An artist, a poet, a documentarian, a photographer, an architect, a sculptor. Yet, Ai Weiwei is as renowned for his activism as his striking visual art. He has been unafraid of open criticism of the Chinese government and their to-be-desired stance on human rights and democracy, despite being held in 2011 for 81 days without charge. He is a crucial figure in the investigation of Chinese cultural development and a proponent of moving China into a more ethical future.
One of China’s most notorious dissidents, he has had a chaotic life, to say the least. When he was just a year old, Weiwei’s family were forced into an exiled labour camp where his father’s role was to clean the shared toilets. Such early experiences of oppression and maltreatment shaped the man into the radical that he is and has been for decades.
However, such a strenuous childhood not only turned Weiwei’s thoughts inward regarding the unfair treatment he and his family were going through, but it also contributed to a desire to delve into stories of the fantastical, where he could escape his persecution.
In a written piece in which Weiwei answers questions from his son, he explains, “My boyhood took place under some really tough conditions, and that meant that my happiest childhood stories were my fantasies. When real-life cramps a person, the imagination blossoms. My imaginings of a world different from mine sprang from snippets of language that I heard from my father. They weren’t stories themselves, but they expanded my inner world; they let me know there could be another world—as if parallel to this one—where pain and despair did not rule, where something else was possible.”
Evidently, stories and the written language play a significant role in the artist’s life. Last year, his long-awaited memoir 1000 Year of Joys and Sorrows was published to much critical acclaim. The book examines the systems that have contributed to the post-industrial China that we know today, as well as how such authoritarianism led to the harsh realities of making art.

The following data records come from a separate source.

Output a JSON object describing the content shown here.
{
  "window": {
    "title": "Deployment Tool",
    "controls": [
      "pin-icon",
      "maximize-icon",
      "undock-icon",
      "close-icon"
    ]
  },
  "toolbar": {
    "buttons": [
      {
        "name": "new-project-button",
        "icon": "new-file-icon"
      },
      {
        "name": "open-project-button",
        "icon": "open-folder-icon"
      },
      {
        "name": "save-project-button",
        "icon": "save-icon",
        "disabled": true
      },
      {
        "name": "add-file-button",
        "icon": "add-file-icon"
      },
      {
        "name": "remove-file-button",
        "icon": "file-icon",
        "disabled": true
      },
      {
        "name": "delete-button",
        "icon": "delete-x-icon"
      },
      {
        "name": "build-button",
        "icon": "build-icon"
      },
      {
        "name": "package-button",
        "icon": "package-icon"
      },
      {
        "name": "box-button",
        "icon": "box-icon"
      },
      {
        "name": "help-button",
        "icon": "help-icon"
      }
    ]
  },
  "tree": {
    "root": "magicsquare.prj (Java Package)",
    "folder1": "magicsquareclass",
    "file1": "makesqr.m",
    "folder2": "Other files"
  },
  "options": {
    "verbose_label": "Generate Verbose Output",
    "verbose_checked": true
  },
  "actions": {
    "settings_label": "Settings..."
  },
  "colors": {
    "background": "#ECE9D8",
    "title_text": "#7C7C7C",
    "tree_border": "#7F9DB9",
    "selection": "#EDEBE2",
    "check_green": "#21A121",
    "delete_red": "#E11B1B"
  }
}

Last year, Ai Weiwei shared sixteen books that he considers his most memorable and essential reads. Unsurprisingly perhaps, Weiwei’s list weighs in heavily on poetry, politics are philosophy. There are European and Chinese writers in good measure, new books and those that are millennia old. On one of his picks, A Brief History of Time by Stephen Hawking, Weiwei said, “It is one of the most important interpretations and helps us understand the relationship between mankind and the universe. What we do cannot be dissociated from this interpretation, as it provides us with the biggest picture of what the universe is like.” Perhaps the same could be said of all great books in general.
So here they are.
The books that inspire Ai Weiwei
- Existentialism Is a Humanism – Jean-Paul Sartre (1946)
- The Communist Manifesto – Karl Marx (1848)
- The Book of Songs: The Ancient Chinese Classic of Poetry (c. 11th – 7th Centuries BC)
- Salt Seller: The Writings of Marcel Duchamp (1973)
- The Classic of Mountains and Seas (c. 4th Century BC)
- Imperialism, the Highest Stage of Capitalism – Vladimir Lenin (1917)
- Gypsy Romance – Federico Garcia Lorca (1928)
- Life on the Mississippi – Mark Twain (1883)
- The Philosophy of Andy Warhol (From A to B & Back Again) – Andy Warhol (1975)
- Permanent Record – Edward Snowden (2019)
- Leaves of Grass – Walt Whitman (1855)
- The Trial – Franz Kafka (1925)
- Tao Te Ching – Laozi (c. 4th Century BC)
- Philosophical Investigations – Ludwig Wittgenstein (1953)
- A Brief History of Time – Stephen Hawking (1988)
- Heavenly Questions – Qu Yuan (c. 475 – 221 BC)